* _What the exercise asks_
Select and copy out every line in the records containing "Tanggal".

* _Records to process_

* * *

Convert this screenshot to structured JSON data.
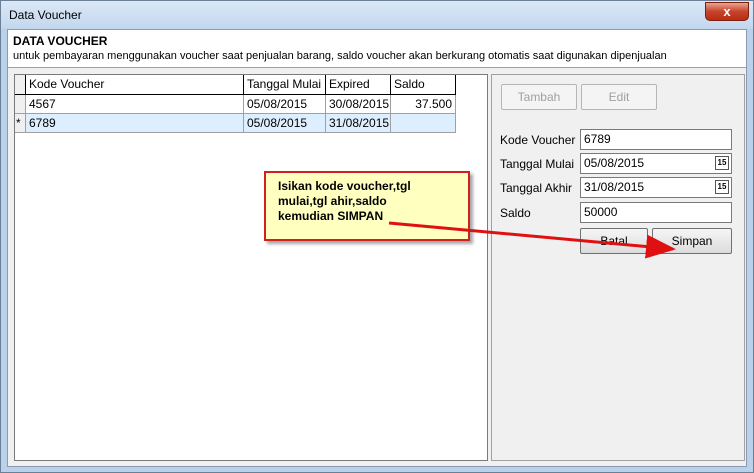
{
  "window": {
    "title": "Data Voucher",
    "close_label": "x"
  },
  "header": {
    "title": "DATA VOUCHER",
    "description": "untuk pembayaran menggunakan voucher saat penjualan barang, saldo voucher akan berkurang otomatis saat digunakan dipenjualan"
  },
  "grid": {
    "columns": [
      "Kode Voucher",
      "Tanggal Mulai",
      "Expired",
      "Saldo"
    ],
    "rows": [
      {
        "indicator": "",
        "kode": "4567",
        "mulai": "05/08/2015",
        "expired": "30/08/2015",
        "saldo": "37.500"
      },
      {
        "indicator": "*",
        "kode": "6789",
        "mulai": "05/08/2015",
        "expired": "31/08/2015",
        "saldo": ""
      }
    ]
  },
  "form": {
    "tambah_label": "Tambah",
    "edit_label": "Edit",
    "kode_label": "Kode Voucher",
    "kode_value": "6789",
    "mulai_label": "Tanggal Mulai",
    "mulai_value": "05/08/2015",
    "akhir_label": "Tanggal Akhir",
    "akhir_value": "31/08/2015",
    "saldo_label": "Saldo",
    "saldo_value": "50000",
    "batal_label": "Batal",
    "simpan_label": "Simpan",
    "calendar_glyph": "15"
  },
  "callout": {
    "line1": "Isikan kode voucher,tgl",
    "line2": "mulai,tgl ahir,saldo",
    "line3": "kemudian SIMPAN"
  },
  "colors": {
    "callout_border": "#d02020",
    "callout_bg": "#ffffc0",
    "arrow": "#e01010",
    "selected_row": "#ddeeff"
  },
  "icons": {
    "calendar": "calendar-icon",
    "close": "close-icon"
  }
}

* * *

* _Your solution_
      "Tanggal Mulai",
    "mulai_label": "Tanggal Mulai",
    "akhir_label": "Tanggal Akhir",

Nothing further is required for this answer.